Gary Johnson and Jill Stein are on the ballot in yet another state for the November presidential election, but a spot on the main stage in the presidential debates remains a long shot for the third-party candidates. 

Johnson, the Libertarian Party's nominee, and Stein, nominated by the Green Party, qualified for the Oregon ballot before Tuesday’s deadline, according to Oregon Public Broadcasting. The news inches the two most prominent third-party candidates a little closer to their shared goal of appearing on the ballot alongside Republican nominee Donald Trump and Democratic nominee Hillary Clinton in all 50 states.

But the big victory for Johnson and Stein would be the chance to challenge Trump and Clinton in the upcoming debates. Participating in televised debates would afford both Johnson and Stein more legitimacy and an opportunity to reach out to dissatisfied voters.

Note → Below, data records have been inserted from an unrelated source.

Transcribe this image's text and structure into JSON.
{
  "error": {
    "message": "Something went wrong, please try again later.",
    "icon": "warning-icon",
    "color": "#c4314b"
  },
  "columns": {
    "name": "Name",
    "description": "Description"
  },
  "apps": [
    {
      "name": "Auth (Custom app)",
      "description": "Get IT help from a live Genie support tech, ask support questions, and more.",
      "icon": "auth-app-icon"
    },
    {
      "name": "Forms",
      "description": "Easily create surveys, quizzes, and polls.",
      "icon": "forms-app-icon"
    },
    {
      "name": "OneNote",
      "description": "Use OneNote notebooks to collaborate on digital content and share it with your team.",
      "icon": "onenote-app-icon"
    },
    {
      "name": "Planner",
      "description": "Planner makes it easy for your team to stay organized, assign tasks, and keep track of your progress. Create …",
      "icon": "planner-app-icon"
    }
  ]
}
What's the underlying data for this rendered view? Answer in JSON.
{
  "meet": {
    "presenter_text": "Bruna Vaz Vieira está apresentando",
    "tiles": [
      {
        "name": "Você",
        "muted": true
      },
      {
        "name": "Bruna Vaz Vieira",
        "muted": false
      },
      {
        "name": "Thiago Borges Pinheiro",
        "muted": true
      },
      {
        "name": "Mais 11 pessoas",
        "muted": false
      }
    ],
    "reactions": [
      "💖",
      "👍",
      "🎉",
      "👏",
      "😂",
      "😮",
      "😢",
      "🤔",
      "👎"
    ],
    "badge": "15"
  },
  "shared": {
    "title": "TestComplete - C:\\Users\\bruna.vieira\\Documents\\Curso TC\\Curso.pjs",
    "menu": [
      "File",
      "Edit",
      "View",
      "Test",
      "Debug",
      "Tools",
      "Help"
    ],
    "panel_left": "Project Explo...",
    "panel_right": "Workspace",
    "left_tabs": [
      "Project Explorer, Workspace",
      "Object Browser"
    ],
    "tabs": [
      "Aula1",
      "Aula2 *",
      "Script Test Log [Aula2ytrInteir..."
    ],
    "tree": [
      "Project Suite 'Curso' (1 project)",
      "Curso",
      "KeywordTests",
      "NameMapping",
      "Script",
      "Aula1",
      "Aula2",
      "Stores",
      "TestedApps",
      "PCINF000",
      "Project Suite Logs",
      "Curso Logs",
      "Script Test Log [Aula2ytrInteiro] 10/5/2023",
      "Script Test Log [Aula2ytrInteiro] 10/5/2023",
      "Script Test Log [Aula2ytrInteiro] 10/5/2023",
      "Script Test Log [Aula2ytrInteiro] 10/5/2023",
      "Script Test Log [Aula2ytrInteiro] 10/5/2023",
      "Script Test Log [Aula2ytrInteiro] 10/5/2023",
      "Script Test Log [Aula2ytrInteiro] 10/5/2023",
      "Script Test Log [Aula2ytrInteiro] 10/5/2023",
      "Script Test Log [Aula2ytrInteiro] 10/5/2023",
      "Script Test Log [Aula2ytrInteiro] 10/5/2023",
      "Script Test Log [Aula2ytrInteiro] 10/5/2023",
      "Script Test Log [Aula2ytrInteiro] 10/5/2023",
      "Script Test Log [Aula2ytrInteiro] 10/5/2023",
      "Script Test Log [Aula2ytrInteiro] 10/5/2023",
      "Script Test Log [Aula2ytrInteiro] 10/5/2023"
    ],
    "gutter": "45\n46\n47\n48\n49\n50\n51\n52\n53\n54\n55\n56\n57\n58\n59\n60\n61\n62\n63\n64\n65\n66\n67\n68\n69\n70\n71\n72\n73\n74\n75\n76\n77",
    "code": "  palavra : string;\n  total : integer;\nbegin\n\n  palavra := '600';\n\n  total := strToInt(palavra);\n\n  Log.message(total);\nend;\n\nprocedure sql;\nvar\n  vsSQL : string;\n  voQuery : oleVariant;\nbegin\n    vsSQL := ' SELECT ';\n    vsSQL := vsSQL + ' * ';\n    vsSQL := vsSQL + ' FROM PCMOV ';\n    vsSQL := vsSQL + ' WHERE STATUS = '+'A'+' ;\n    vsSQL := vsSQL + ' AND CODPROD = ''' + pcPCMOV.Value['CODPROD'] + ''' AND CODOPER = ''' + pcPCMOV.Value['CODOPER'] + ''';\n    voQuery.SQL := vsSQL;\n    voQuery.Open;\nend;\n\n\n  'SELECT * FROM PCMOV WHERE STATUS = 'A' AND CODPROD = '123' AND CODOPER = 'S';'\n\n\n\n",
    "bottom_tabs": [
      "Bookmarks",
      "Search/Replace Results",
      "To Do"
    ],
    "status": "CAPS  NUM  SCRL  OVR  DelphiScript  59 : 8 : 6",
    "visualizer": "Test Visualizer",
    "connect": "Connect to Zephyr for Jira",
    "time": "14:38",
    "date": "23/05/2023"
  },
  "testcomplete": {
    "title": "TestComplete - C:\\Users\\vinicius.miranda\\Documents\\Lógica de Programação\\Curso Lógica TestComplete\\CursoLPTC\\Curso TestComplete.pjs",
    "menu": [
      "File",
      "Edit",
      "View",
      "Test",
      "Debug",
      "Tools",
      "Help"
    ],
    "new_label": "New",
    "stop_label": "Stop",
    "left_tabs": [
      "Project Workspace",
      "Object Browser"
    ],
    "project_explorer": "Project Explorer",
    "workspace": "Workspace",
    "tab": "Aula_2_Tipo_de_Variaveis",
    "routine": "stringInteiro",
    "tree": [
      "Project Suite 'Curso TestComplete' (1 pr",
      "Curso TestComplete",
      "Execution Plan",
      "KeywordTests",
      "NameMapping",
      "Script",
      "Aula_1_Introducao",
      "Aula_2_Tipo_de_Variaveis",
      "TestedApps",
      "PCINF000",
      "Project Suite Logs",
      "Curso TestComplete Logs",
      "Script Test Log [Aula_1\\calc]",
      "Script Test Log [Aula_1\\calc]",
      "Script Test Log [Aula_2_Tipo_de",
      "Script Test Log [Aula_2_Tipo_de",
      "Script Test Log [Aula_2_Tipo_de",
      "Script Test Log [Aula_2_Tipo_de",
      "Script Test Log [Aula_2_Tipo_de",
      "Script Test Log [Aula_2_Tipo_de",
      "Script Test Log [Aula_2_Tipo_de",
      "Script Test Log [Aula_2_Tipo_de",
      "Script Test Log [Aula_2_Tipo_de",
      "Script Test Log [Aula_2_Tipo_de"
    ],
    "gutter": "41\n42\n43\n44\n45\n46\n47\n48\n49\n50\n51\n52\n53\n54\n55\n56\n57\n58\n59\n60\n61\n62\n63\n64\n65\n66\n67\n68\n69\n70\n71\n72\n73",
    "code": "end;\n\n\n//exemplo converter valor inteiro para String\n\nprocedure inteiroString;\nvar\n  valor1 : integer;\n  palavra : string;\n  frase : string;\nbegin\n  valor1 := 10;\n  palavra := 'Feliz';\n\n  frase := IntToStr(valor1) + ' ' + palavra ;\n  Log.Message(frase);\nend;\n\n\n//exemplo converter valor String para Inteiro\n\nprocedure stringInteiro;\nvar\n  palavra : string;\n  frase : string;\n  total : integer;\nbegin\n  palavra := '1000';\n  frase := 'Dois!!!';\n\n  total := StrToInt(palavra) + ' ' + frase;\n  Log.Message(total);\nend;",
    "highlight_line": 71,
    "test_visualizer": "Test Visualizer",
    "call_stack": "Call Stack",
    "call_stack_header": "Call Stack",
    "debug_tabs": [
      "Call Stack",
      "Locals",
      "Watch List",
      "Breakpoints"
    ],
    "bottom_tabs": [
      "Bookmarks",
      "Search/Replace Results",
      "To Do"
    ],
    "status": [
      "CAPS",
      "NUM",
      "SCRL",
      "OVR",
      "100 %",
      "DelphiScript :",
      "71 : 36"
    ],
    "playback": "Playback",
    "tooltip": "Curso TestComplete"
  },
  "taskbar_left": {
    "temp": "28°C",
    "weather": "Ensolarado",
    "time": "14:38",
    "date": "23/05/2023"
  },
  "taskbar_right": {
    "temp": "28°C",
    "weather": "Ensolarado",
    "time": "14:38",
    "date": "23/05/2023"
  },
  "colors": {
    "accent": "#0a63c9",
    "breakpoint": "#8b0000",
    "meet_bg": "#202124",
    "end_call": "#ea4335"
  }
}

With Oregon secured, Johnson is now guaranteed to be on the ballot in 46 states. Only New Hampshire, Rhode Island, Connecticut and Kentucky remain in question, but Johnson has repeatedly assured voters he will be on the ballot in all 50 states. Stein is currently on the ballot in just 38 states.  

However, if Johnson and Stein cannot secure spots in the upcoming presidential debates it will be hard for them both to win over a significant number of voters no matter how many states have them on the ballot. The rules set by the Commission on Presidential Debates dictate that a candidate needs to register an average of 15 percent support nationally in the polls to earn a spot on the stage. Both Johnson and Stein have a long way to go to reach that threshold. According to Real Clear Politics, Johnson's average support across all major polls is at 7.4 percent. Stein is averaging just over 3 percent.

In recent weeks, both Johnson and Stein have made the case that with the 2016 election cycle playing out in such an unconventional manner — both Clinton and Trump have record unfavorability numbers for major party candidates — voters deserve to hear their points of view.

Many voters seem to agree. A new survey by Morning Consult found that 52 percent of voters think Johnson should be included, while 47 percent of voters said Stein should be allowed to participate. 

The first debate will be held Sept. 26 at Hofstra University in New York's Long Island at 9 p.m. EDT. The second presidential debate will take place on Oct. 9 at Washington University in St. Louis, while the final debate will be at the University of Nevada Las Vegas on Oct. 19.

There is only one vice-presidential debate. It will be held on Oct. 4 at Longwood University in Farmville, Virginia.